The Swedish welfare state has a prominent place in social research. The characteristics of the Swedish welfare state have contributed to theoretical developments of welfare regimes and provide, quite naturally, the closest fit to the encompassing or social democratic welfare regime ideal type. The significance of the Swedish welfare state model is principally manifested in its strong emphasis on social citizenship: encompassing social insurance against risks related to unemployment, old age, and sickness, and furthermore, a large service intensive public sector which offers health care, elderly care, child care, and education. However, it is clear that over the last decades, the Swedish welfare state has gradually departed from this ideal-typical model in several respects. Apart from the substantial growth of private social service provision, eligibility rules have been tightened and the replacement rates lowered in systems of social insurance. In this departure from the social citizenship ideal-model, we argue that the increase of private social services providers is a particularly interesting phenomenon.

Sweden is distinguished by a strong local political independence from central government, and the organization of welfare service production is to a large extent regulated at the local level. This constitutional right of self-governance at the municipal level is manifested in a substantial variation across municipalities in terms of welfare service production. As part of the much debated "Sweden is tearing apart" thesis, critics argue that the increasing heterogeneity observed across municipalities challenges citizenship ideals of the democratic state, that the equal access to social rights of high quality are threatened and instead depend on factors such as class, gender, and geography. The observed variation across municipalities indicates that the turn from public to private welfare provision is not part of a "natural" development forcing Swedish municipalities in the same direction; it is rather a consequence of political decision making at the local level – where some municipalities have chosen to move along the path of privatization and others have to a larger extent maintained the traditional Swedish model.

Over the last two decades significant changes have occurred with regard to the interface between citizens and the welfare state in Sweden. The former situation where citizens exclusively had contact with public welfare service providers has gradually changed and now many welfare contacts take place between citizens and private actors. The municipal variation in this respect is however striking; in some municipalities virtually no one come in contact with private actors while in others private service provision has practically become the norm. This program application sets out to analyze the municipal variation in privatization of social service provision that has gradually increased during the last two decades.
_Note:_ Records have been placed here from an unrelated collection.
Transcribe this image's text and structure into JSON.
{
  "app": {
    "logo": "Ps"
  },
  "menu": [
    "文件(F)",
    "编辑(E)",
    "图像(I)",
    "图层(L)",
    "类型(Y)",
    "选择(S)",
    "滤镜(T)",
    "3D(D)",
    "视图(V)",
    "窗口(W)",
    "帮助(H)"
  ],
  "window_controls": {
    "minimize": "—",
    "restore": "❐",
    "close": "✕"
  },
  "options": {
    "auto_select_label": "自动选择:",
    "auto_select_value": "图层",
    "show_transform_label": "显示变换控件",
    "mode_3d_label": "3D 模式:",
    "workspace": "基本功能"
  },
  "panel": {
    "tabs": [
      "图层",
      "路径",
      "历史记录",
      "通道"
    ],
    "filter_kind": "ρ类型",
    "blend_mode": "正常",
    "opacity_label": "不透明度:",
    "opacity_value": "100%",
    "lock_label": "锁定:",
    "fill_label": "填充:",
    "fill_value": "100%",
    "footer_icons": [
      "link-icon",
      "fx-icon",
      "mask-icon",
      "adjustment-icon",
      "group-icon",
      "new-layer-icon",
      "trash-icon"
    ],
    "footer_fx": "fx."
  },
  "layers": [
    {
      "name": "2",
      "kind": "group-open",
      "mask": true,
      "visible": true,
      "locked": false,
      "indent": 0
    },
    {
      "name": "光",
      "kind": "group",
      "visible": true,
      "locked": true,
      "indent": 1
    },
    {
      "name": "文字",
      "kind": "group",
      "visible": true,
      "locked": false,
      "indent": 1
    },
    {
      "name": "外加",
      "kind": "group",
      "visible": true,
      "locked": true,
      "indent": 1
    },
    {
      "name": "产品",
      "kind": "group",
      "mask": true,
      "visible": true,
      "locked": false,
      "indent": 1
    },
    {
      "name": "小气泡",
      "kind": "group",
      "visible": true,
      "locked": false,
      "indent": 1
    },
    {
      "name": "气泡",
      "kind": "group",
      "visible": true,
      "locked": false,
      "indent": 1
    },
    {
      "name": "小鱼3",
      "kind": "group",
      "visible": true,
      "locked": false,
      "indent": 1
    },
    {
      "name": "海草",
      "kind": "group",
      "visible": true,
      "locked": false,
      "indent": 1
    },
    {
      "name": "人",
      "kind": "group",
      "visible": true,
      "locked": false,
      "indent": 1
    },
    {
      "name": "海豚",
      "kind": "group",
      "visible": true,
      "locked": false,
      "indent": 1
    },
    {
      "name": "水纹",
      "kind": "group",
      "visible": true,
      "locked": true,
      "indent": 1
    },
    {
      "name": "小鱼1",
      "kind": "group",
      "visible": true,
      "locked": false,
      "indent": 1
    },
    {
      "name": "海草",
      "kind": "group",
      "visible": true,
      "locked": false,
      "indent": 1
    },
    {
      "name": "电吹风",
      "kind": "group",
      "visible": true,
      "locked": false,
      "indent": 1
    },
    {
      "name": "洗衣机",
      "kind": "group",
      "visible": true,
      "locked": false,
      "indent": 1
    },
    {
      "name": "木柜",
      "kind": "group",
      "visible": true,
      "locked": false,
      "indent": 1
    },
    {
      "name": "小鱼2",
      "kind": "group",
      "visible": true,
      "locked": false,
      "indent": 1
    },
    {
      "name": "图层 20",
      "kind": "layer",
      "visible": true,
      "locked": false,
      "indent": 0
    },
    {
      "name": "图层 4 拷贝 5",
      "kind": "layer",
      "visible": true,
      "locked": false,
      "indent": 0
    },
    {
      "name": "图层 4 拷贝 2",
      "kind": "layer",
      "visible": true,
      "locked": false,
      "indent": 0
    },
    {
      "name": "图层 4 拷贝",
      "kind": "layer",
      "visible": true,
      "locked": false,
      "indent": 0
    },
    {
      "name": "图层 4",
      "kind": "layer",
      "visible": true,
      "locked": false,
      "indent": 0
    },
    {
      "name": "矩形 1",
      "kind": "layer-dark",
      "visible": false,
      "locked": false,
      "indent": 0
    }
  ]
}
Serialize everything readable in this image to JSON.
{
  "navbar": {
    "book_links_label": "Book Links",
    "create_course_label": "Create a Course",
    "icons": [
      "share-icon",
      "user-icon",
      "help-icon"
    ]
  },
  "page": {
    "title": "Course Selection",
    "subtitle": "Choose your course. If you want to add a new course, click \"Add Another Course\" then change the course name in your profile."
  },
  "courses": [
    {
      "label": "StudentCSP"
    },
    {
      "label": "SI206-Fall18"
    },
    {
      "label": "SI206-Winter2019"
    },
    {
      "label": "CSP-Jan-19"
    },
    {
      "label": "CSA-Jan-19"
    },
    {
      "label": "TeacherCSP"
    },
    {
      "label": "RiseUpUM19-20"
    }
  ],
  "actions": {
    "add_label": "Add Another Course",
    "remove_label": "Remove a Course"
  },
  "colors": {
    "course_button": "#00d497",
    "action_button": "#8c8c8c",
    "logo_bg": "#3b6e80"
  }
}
Based on previous research, showing that contextual municipality level factors and public opinion preferences do not explain much of the municipal differences in social services privatization, we argue that that a key explanatory factor behind the privatization trend is to be sought among local politicians and their politics.